The matter will be listed for a further hearing at a later date to determine what civil penalties and disqualification orders should be imposed on the Cassimatises as a result of the breach of their director duties.

It is crucial for directors to understand and comply with their directors duties at all times.
Equally, it is just as important for persons seeking financial advice to ensure that the advice they receive is suitable for their personal circumstances. If you would like to find out more, call Nathan Buckley on 0411 067 367 or email Nathan at nbuckley@gandblawyers.com.au to make an appointment.

Monday, 5 September 2016

The words of another happy G&B Lawyers client!

We would like to take this opportunity to thank you and your team for your continued quality service in the settlement of our first home purchase and acting on our behalf and making what was a very difficult time a lot easier and stress-free.

Sam & Shabi

September 2016

Thursday, 1 September 2016

New divorce and separation resources to support your financial decisions

ASIC has launched new divorce and separation resources to support your financial decisions.
The Divorce and Separation Financial Checklist and the Asset Stocktake Calculator developed by ASIC will help people navigate the financial aspects of divorce and separation.
The resources are designed to help Australians manage their finances and make informed financial choices to avoid financial pitfalls during periods of significant change in their life.
  • making informed financial decisions at the time of a relationship breakdown;
  • separating finances and getting money on track post separation and divorce; and
  • commencing the property settlement process by providing a summary of assets and debts.
A relationship breakdown changes many aspects of a person's life, including their finances. This can leave people feeling stressed and overwhelmed and make it difficult to focus on financial decisions.
The new resources can help sort out money issues and guide people through the financial uncertainty they may be facing when a relationship ends, by providing practical steps to separate finances.
Research undertaken by the Australian Institute of Family Studies has measured the impact of a relationship breakdown on people's finances, which especially affects women.
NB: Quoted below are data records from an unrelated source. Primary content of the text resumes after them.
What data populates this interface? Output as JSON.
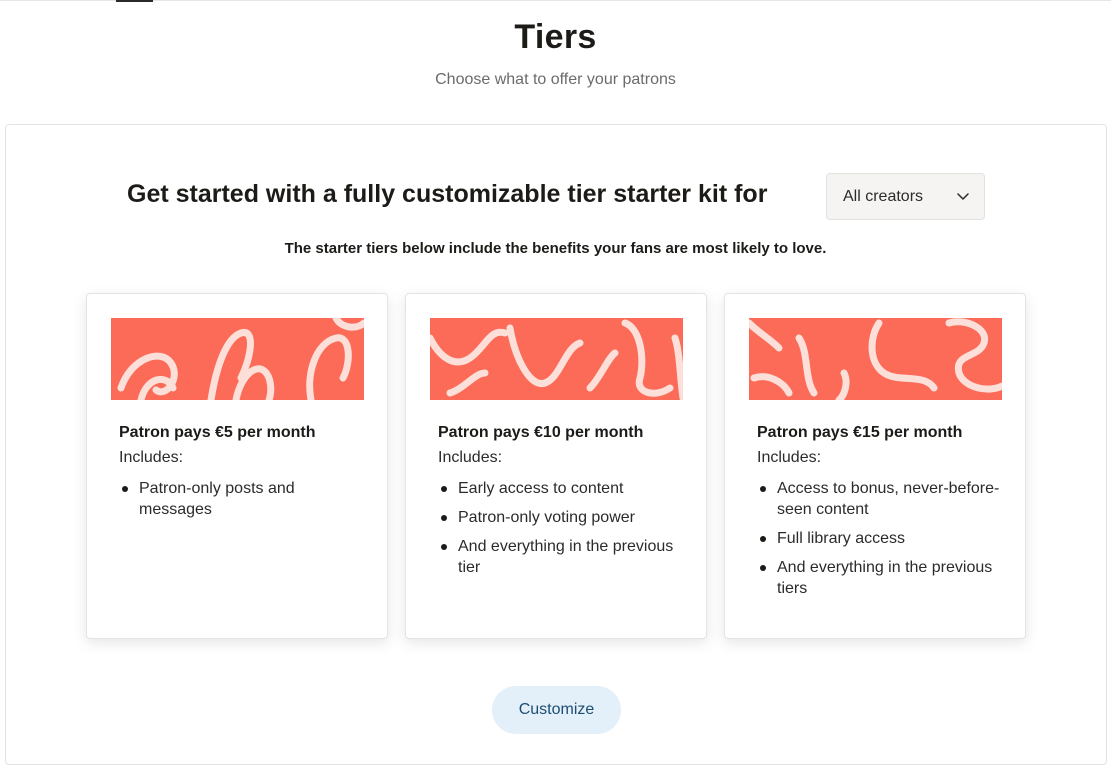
{
  "header": {
    "title": "Tiers",
    "subtitle": "Choose what to offer your patrons"
  },
  "kit": {
    "heading": "Get started with a fully customizable tier starter kit for",
    "select_value": "All creators",
    "subheading": "The starter tiers below include the benefits your fans are most likely to love."
  },
  "tiers": [
    {
      "title": "Patron pays €5 per month",
      "includes_label": "Includes:",
      "benefits": [
        "Patron-only posts and messages"
      ]
    },
    {
      "title": "Patron pays €10 per month",
      "includes_label": "Includes:",
      "benefits": [
        "Early access to content",
        "Patron-only voting power",
        "And everything in the previous tier"
      ]
    },
    {
      "title": "Patron pays €15 per month",
      "includes_label": "Includes:",
      "benefits": [
        "Access to bonus, never-before-seen content",
        "Full library access",
        "And everything in the previous tiers"
      ]
    }
  ],
  "actions": {
    "customize_label": "Customize"
  },
  "colors": {
    "banner": "#fc6a58",
    "banner_stroke": "#fbe9e3",
    "button_bg": "#e3eff9",
    "button_text": "#1c4e73"
  },
  "icons": {
    "select_chevron": "chevron-down-icon"
  }
}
Divorce had a substantial negative effect on the household incomes of women, with Australian women experiencing a fall in income of 21 per cent compared to their pre-divorce income.
The new checklist from ASIC's MoneySmart can help you work out what you need to do. You can also use it to support someone you know who is going through a divorce or separation.
ASIC's promotion of the resources is supported by a video featuring Anne Hollonds who explains how the divorce and separation financial checklist can help navigate finances when a relationship ends.
Even if you are on good terms with your ex you should have your own legal advice.
Call Nathan Buckley on 0411 067 367 or email Nathan at nbuckley@gandblawyers.com.au to make an appointment.